    Ahead of the U.S. trip, Brown was stressing the traditionally strong bonds between British and American leaders and urging the two countries to lead the world out of crisis.

    The White House also was pointing to the need for coordinated economic action.

    "The president said in September that we have to act together in helping to stimulate the economies of the G-20 as well as ensuring that there are some financial rules of the road so that we don't find ourselves in the same position a few years down the line," White House press secretary Robert Gibbs said Monday.

    Brown has been falling significantly behind the conservative opposition in British opinion polls. Supporters hope an appearance with Obama and a leading role in next month's economic summit will change his fortunes. After showing a sometimes frosty front with President George W. Bush, Brown hopes to prove ties to London are as crucial to the United States as developing relations with China and Japan.

    But in tackling the protectionism issue, the British leader seeks to present himself as a plain-speaking friend, not reluctant to question his trans-Atlantic ally like predecessor Tony Blair, whom critics dubbed Bush's poodle.
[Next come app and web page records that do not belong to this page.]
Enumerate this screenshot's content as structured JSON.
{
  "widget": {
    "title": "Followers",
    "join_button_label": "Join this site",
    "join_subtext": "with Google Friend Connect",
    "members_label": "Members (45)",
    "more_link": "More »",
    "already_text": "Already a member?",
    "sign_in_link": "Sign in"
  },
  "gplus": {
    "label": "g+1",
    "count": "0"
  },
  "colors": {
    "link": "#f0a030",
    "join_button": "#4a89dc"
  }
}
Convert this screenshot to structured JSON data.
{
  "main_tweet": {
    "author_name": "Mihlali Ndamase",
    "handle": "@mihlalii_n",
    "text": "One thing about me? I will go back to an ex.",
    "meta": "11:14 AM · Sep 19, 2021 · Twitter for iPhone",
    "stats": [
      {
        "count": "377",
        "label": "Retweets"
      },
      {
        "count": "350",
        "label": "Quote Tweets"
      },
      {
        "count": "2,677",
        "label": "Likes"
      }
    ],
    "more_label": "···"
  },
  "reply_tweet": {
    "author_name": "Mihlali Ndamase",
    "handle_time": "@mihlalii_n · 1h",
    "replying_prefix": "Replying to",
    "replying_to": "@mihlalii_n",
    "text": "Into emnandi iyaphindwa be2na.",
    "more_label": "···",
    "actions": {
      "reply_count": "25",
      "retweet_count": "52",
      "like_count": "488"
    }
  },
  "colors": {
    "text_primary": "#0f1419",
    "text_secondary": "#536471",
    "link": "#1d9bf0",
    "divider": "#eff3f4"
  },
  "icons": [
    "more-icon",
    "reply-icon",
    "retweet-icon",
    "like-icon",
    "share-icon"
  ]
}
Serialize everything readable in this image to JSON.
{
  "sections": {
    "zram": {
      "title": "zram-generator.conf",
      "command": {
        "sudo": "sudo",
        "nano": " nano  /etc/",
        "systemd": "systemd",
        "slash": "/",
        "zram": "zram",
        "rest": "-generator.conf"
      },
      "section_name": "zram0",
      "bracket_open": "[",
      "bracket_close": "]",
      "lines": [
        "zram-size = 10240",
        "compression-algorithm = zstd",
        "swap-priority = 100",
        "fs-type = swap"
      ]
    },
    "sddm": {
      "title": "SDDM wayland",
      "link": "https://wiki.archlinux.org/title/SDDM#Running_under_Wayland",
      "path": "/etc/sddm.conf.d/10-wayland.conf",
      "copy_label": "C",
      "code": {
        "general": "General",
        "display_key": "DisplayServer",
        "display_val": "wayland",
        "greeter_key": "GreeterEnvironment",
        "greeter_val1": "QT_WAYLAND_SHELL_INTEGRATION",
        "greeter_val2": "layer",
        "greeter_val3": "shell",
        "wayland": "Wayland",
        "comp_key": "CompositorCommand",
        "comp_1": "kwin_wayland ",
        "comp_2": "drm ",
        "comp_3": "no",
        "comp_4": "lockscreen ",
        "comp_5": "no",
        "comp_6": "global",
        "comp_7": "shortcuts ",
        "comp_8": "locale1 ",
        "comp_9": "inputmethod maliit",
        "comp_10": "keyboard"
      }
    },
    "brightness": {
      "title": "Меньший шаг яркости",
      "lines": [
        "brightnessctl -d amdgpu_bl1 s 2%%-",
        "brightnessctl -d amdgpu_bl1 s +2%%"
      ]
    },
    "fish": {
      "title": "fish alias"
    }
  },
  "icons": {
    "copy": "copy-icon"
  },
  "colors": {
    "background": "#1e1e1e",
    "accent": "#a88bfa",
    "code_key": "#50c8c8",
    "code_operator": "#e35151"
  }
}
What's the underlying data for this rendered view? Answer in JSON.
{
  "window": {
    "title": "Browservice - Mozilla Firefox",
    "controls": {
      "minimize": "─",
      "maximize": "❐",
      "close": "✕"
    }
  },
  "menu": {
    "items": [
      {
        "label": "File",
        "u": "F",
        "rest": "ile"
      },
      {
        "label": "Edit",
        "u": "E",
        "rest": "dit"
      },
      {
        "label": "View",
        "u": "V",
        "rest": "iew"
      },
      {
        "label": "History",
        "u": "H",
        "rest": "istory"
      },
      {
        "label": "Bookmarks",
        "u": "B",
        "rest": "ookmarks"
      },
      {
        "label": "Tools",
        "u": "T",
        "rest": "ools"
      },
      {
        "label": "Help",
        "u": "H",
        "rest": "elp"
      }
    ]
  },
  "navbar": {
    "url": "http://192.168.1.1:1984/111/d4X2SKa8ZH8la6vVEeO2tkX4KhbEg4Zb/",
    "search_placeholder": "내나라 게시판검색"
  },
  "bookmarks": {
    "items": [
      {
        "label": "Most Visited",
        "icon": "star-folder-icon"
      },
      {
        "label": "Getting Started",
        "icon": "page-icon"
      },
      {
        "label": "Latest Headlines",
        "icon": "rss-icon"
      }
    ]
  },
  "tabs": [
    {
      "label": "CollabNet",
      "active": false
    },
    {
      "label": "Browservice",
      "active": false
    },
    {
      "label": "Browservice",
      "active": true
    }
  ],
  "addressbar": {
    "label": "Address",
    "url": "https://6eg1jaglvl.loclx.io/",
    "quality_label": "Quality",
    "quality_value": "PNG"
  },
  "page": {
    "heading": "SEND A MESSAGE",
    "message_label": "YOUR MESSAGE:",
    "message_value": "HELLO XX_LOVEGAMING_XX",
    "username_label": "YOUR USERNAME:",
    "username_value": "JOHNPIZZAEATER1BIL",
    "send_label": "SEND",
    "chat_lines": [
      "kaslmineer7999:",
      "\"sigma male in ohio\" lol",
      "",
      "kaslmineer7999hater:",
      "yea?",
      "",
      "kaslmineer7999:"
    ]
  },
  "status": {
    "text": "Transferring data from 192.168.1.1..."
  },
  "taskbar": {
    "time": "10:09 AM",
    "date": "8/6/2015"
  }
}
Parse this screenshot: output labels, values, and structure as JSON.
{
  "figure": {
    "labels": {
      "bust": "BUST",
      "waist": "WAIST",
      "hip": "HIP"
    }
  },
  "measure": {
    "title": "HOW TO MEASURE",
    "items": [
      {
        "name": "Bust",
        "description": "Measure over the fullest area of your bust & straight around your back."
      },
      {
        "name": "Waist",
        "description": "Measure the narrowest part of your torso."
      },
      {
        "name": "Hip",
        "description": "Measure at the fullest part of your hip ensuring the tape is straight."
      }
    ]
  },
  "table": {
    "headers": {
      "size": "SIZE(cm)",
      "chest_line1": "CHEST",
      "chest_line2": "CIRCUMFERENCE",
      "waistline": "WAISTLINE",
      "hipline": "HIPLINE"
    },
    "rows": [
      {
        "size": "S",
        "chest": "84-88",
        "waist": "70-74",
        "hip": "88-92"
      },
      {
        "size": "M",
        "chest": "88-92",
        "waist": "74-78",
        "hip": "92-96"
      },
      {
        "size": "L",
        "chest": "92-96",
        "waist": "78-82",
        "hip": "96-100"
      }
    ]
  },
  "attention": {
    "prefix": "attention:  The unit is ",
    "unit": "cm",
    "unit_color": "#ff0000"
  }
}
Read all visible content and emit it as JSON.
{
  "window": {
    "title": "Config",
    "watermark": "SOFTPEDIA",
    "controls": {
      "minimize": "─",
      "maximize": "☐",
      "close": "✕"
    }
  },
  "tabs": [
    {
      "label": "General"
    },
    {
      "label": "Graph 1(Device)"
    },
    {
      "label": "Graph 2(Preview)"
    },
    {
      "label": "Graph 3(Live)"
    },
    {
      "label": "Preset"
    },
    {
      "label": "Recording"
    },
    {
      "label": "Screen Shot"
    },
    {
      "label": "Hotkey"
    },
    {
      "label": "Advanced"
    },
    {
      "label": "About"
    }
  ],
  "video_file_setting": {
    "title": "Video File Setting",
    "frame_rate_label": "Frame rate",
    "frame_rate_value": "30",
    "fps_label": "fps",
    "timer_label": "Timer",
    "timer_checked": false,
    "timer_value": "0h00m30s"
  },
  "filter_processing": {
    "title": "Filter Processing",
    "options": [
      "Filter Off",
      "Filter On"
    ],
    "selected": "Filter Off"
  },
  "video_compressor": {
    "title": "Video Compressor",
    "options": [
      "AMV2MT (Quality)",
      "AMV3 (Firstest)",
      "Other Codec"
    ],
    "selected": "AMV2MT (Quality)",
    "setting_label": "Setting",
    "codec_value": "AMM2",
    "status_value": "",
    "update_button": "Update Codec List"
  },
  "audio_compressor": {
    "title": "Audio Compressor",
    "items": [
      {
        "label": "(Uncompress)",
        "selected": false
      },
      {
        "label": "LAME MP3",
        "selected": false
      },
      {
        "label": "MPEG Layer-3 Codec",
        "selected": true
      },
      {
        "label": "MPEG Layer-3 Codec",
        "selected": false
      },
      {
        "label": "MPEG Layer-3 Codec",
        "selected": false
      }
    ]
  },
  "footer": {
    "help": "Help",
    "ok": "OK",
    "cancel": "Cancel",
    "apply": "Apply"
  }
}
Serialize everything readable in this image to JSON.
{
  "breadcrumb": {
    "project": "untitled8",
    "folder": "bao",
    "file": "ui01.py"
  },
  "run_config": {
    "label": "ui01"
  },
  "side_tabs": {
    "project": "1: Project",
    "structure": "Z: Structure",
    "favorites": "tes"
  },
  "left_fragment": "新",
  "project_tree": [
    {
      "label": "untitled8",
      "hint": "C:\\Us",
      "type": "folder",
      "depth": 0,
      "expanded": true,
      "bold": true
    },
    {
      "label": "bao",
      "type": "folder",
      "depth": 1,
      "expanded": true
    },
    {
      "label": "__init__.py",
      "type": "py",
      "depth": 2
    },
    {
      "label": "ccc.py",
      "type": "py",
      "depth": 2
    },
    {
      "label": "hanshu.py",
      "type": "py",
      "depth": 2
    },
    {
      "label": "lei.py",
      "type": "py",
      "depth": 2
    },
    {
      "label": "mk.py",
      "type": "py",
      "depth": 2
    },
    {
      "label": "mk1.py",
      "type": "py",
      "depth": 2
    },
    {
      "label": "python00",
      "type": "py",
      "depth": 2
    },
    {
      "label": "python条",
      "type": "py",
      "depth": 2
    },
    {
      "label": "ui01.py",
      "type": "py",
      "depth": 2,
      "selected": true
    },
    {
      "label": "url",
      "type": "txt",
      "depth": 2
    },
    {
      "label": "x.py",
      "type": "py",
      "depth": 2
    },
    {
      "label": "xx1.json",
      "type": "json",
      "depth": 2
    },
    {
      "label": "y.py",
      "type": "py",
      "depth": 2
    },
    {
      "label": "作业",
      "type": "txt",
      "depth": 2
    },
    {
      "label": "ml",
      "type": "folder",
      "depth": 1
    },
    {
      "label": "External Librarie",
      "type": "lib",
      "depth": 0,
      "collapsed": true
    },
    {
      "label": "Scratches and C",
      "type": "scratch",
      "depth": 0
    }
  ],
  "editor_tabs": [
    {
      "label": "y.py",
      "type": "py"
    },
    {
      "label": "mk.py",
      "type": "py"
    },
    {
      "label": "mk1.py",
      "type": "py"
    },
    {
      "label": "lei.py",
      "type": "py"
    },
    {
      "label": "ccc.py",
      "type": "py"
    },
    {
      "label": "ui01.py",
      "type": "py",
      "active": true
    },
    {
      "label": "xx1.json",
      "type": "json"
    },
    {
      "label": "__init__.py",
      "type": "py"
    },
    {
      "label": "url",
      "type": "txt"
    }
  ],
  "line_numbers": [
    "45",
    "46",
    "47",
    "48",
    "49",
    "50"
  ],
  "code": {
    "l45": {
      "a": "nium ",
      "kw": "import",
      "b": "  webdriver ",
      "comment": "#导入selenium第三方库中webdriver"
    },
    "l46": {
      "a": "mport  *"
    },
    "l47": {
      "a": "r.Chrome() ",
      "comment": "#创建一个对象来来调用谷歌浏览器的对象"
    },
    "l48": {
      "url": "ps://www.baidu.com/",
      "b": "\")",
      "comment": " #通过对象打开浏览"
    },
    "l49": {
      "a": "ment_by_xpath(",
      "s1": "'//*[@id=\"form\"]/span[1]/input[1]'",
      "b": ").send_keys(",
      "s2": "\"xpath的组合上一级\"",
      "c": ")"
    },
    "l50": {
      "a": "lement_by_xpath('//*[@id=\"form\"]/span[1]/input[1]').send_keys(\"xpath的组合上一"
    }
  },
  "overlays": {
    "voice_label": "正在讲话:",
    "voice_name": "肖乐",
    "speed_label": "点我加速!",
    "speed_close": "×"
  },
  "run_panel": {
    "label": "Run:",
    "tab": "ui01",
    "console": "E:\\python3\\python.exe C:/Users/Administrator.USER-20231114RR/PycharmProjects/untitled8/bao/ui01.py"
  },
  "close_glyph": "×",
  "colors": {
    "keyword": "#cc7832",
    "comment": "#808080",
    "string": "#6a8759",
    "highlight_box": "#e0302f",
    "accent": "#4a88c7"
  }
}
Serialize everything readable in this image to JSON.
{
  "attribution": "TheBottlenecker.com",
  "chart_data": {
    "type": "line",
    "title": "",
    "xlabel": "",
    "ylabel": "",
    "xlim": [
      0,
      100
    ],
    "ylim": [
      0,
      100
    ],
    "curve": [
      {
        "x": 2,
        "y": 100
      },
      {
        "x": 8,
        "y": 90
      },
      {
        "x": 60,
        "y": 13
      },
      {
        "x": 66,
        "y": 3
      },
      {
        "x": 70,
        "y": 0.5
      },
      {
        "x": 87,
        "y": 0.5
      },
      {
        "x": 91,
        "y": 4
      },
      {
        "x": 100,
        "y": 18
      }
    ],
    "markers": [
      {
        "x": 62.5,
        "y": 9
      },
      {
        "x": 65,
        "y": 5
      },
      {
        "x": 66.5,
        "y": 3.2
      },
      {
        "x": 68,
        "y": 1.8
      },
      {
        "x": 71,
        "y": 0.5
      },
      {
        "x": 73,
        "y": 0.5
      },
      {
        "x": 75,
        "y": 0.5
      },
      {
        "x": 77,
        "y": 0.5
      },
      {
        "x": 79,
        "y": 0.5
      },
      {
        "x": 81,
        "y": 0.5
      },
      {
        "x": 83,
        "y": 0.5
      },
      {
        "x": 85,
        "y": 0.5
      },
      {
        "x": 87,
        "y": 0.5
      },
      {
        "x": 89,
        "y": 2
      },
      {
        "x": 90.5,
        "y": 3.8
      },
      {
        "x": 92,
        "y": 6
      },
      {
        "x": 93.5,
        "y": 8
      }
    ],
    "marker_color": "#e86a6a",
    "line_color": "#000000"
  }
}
    Writing in London's Sunday Times during the weekend, Brown said he wanted to reach agreement with Obama on a global pact for the summit. He said all nations should agree to inject cash into their economies, sign up to universal banking reforms and back an overhaul of international institutions.

    "President Obama and I will discuss this week a global new deal, whose impact can stretch from the villages of Africa to reforming the financial institutions of London and New York — and giving security to the hardworking families in every country," Brown wrote.

    Britain has invested billions to bail out banks and boost the country's economy, while Obama has had a $787 billion economic stimulus bill passed in the United States.

    The two leaders are also likely to touch on the war in Afghanistan, Iran's nuclear program, global warming and other topics.